Three climbers suffered serious injuries. The skull of Thibeaux-Brignolles is cracked. Dubinina and Zolotaryov suffered chest fractures. The most terrible part: Dubinina lost the tongue, eyes, some lips, some facial tissue, and a little skull. Some of the skin on his hands also blistered.
There was speculation that stated the perpetrators of the Mansi people who lived around the slopes of the Ural Mountains. This theory is refuted because the average climber died of hypothermia with no signs of being attacked. Footprints on location also only refer to climbers, nothing more.
The avalanche theory offers an explanation that the avalanche makes panic climbers then exit the tent by tearing from the inside. They are in a condition to sleep so that some are not dressed properly.
National Geographic Wild, Vice, to Keith McCloskey in his book Mountain of the Dead: The Dyatlov Pass Incident (2013) put forward a theory that became the suspicion of several parties: Soviet military involvement.
The climbers were suspected of camping in the Soviet air bomb training ground. They woke up after a bomb exploded, panicked, exited the tent in makeshift clothing, headed for the trees, and were unable to return to the tent. In fact, the aerial bombing program was indeed being carried out by the Soviet military at that location while the climb was taking place.
The bomb that went off exploded in the air, so no evidence was found on the surface of the snow/ground around the tent. The effect of the bomb was also stated to be able to make humans suffer injuries like those experienced by climbers. About the loss of Dubinina’s body parts? Proponents of this theory return to wild animals.
Additional theories regarding the Soviet military are based on radiological weapons testing programs at the same time and location. Although the evidence is not strong enough, this theory is enough to explain the discovery of radioactive elements in several parts of the body of some climbers.
These theories are still based on rational evidence, in contrast to some parties who associate the factors causing the incident with pseudo-scientific matters.

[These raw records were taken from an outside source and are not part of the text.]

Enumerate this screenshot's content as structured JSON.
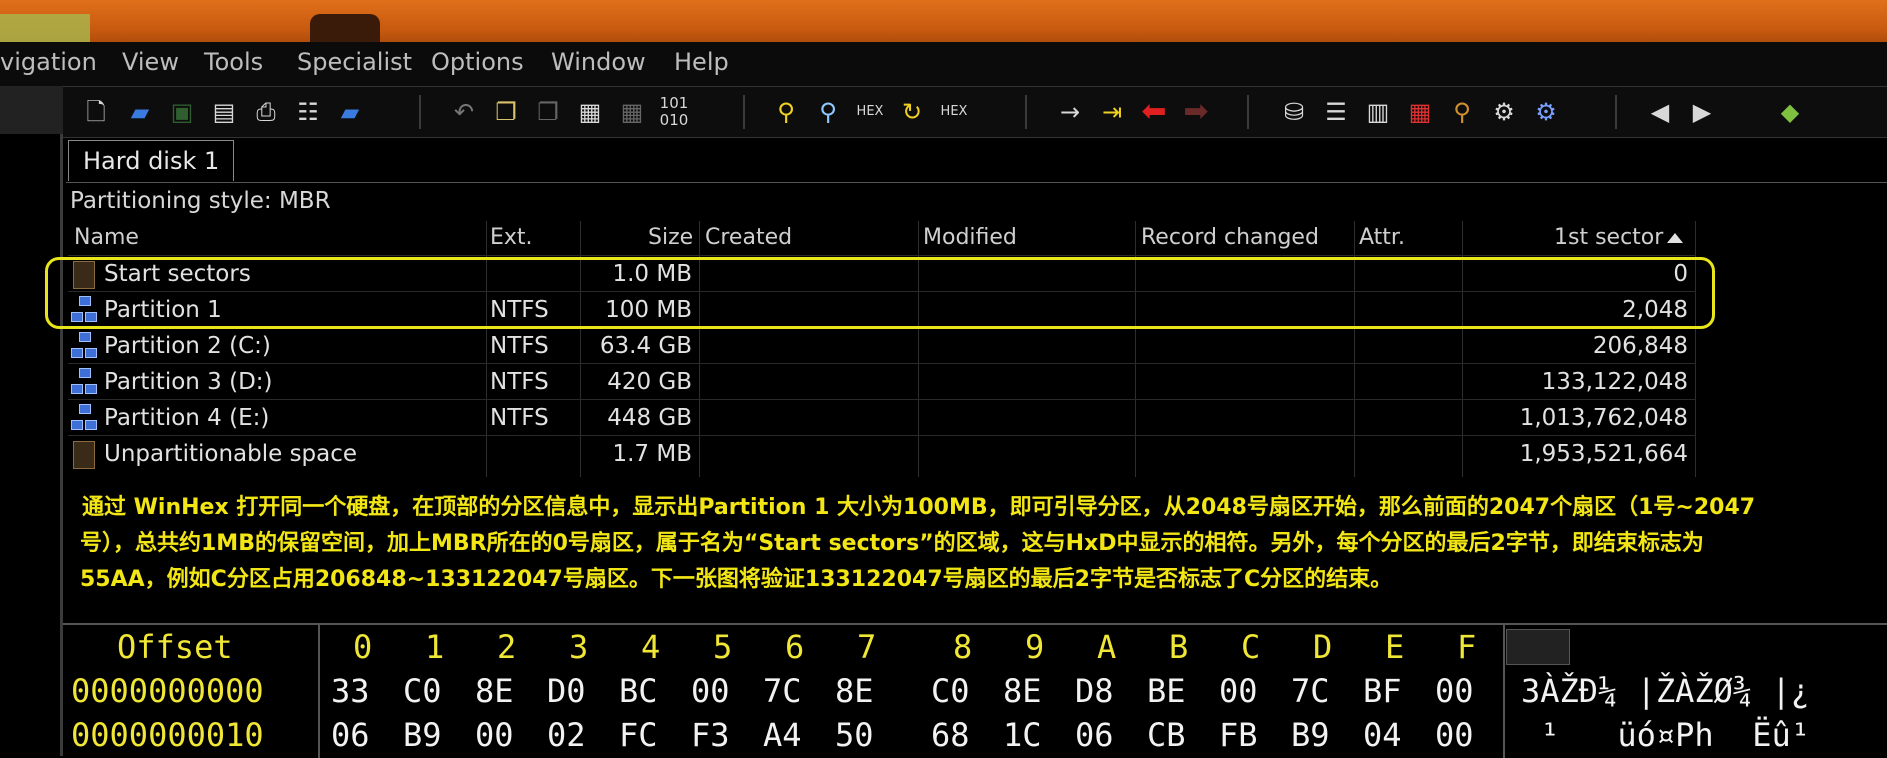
{
  "menu": [
    "vigation",
    "View",
    "Tools",
    "Specialist",
    "Options",
    "Window",
    "Help"
  ],
  "toolbar_icons": [
    "new-file-icon",
    "open-folder-icon",
    "save-icon",
    "save-all-icon",
    "print-icon",
    "properties-icon",
    "open-disk-icon",
    "undo-icon",
    "copy-icon",
    "copy-block-icon",
    "paste-icon",
    "paste-into-icon",
    "binary-edit-icon",
    "find-text-icon",
    "find-hex-icon",
    "replace-text-icon",
    "replace-hex-icon",
    "find-special-icon",
    "goto-offset-icon",
    "goto-sector-icon",
    "back-arrow-icon",
    "forward-arrow-icon",
    "open-disk-drive-icon",
    "disk-stack-icon",
    "ram-icon",
    "calculator-icon",
    "search-icon",
    "clone-disk-icon",
    "options-icon",
    "previous-sector-icon",
    "next-sector-icon",
    "bookmark-icon"
  ],
  "tab": "Hard disk 1",
  "partitioning_style": "Partitioning style: MBR",
  "columns": [
    "Name",
    "Ext.",
    "Size",
    "Created",
    "Modified",
    "Record changed",
    "Attr.",
    "1st sector"
  ],
  "rows": [
    {
      "name": "Start sectors",
      "ext": "",
      "size": "1.0 MB",
      "first_sector": "0",
      "icon": "file-icon"
    },
    {
      "name": "Partition 1",
      "ext": "NTFS",
      "size": "100 MB",
      "first_sector": "2,048",
      "icon": "partition-icon"
    },
    {
      "name": "Partition 2 (C:)",
      "ext": "NTFS",
      "size": "63.4 GB",
      "first_sector": "206,848",
      "icon": "partition-icon"
    },
    {
      "name": "Partition 3 (D:)",
      "ext": "NTFS",
      "size": "420 GB",
      "first_sector": "133,122,048",
      "icon": "partition-icon"
    },
    {
      "name": "Partition 4 (E:)",
      "ext": "NTFS",
      "size": "448 GB",
      "first_sector": "1,013,762,048",
      "icon": "partition-icon"
    },
    {
      "name": "Unpartitionable space",
      "ext": "",
      "size": "1.7 MB",
      "first_sector": "1,953,521,664",
      "icon": "file-icon"
    }
  ],
  "annotation": [
    "通过 WinHex 打开同一个硬盘，在顶部的分区信息中，显示出Partition 1 大小为100MB，即可引导分区，从2048号扇区开始，那么前面的2047个扇区（1号~2047",
    "号），总共约1MB的保留空间，加上MBR所在的0号扇区，属于名为“Start sectors”的区域，这与HxD中显示的相符。另外，每个分区的最后2字节，即结束标志为",
    "55AA，例如C分区占用206848~133122047号扇区。下一张图将验证133122047号扇区的最后2字节是否标志了C分区的结束。"
  ],
  "hex": {
    "offset_label": "Offset",
    "columns": [
      "0",
      "1",
      "2",
      "3",
      "4",
      "5",
      "6",
      "7",
      "8",
      "9",
      "A",
      "B",
      "C",
      "D",
      "E",
      "F"
    ],
    "lines": [
      {
        "offset": "0000000000",
        "bytes": [
          "33",
          "C0",
          "8E",
          "D0",
          "BC",
          "00",
          "7C",
          "8E",
          "C0",
          "8E",
          "D8",
          "BE",
          "00",
          "7C",
          "BF",
          "00"
        ],
        "text": "3ÀŽÐ¼ |ŽÀŽØ¾ |¿"
      },
      {
        "offset": "0000000010",
        "bytes": [
          "06",
          "B9",
          "00",
          "02",
          "FC",
          "F3",
          "A4",
          "50",
          "68",
          "1C",
          "06",
          "CB",
          "FB",
          "B9",
          "04",
          "00"
        ],
        "text": " ¹   üó¤Ph  Ëû¹ "
      }
    ]
  },
  "colors": {
    "highlight": "#e8e61a",
    "annotation_text": "#f2e615",
    "hex_offset": "#f0e635",
    "title_bar": "#c85a10"
  }
}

The Discovery Channel show Russian Yeti: The Killer Lives (2014), for example, states that the Yeti attack caused the incident. Yeti are giant ape-like creatures with white fur and bright red eyes that are believed to inhabit Siberia, the Himalayas, and mountain regions in East Asia.
They argue the climbers’ wounds can only be caused by creatures with physical and strength greater than normal humans. The creator of the program certainly does not provide solid evidence, but an analysis of the origin of the pseudo-scientific scoop (cherry-picking).
Sixty years ago, who knows what prompted the Russian government to reopen the investigation of the case. Kurennoi, representing the investigation team, stated that the victims’ families, the media, and the public still demanded clarity of the case and asked the government not to hide the truth.
The investigation team will begin the investigation process through a 400-page volume containing original investigation material. But the investigation team will also utilize modern technology that was not created six decades ago.
Next month the investigation team will fly to the scene with a number of experts and rescue workers. The experts will conduct nine different types of examinations. One of them is a forensic examination, which, according to Kurennoi, will help solve “missing pieces.”